Start of Records provided

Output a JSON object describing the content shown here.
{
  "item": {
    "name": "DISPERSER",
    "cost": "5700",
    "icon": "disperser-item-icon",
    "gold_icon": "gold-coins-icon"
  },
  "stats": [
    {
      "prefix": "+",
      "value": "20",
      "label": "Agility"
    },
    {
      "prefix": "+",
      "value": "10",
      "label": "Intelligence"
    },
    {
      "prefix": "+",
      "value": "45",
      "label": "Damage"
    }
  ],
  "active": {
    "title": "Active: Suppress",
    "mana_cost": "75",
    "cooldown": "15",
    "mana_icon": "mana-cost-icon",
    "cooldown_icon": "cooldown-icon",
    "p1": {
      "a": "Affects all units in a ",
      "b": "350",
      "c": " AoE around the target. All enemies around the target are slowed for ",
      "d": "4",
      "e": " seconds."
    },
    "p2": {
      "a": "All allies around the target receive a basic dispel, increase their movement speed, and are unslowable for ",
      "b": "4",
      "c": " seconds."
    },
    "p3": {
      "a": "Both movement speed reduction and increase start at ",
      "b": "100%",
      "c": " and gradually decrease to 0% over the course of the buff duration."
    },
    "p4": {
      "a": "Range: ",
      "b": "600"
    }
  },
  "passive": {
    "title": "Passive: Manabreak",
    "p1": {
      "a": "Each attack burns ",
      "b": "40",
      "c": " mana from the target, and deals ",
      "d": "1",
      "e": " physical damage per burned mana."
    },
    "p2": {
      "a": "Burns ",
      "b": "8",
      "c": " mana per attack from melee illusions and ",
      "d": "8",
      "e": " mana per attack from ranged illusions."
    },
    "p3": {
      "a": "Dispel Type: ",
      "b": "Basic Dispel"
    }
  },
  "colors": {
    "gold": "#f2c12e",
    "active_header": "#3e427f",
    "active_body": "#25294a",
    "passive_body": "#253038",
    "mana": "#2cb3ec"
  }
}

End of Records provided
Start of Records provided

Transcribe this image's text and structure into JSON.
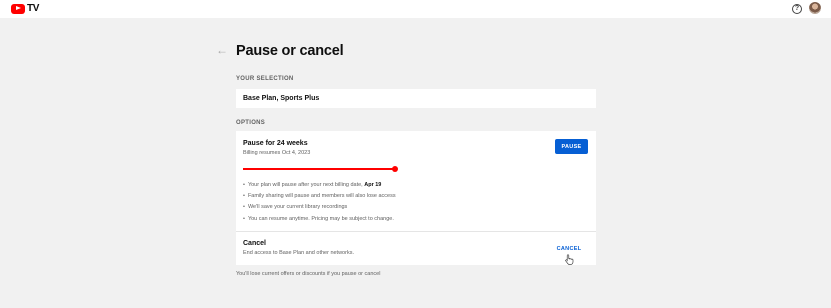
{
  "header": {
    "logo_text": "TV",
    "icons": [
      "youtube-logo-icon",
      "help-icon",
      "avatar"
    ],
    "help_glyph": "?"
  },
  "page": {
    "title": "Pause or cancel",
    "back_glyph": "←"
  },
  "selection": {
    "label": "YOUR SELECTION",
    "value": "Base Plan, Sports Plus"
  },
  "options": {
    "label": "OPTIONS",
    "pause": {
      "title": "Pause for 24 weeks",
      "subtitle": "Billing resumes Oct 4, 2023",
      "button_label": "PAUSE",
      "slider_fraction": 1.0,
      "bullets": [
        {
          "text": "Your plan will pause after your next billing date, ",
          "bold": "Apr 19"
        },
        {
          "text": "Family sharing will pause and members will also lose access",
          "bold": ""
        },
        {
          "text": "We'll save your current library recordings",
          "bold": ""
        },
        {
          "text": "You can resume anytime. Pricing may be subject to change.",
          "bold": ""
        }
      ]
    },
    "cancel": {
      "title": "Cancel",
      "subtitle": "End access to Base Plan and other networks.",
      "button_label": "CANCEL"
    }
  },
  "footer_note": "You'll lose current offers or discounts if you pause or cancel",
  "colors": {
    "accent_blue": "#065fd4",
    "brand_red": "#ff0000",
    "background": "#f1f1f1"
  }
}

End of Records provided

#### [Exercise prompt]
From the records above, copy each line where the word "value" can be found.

#### [Answer to this task]
      "value": "20",
      "value": "10",
      "value": "45",
    "value": "Base Plan, Sports Plus"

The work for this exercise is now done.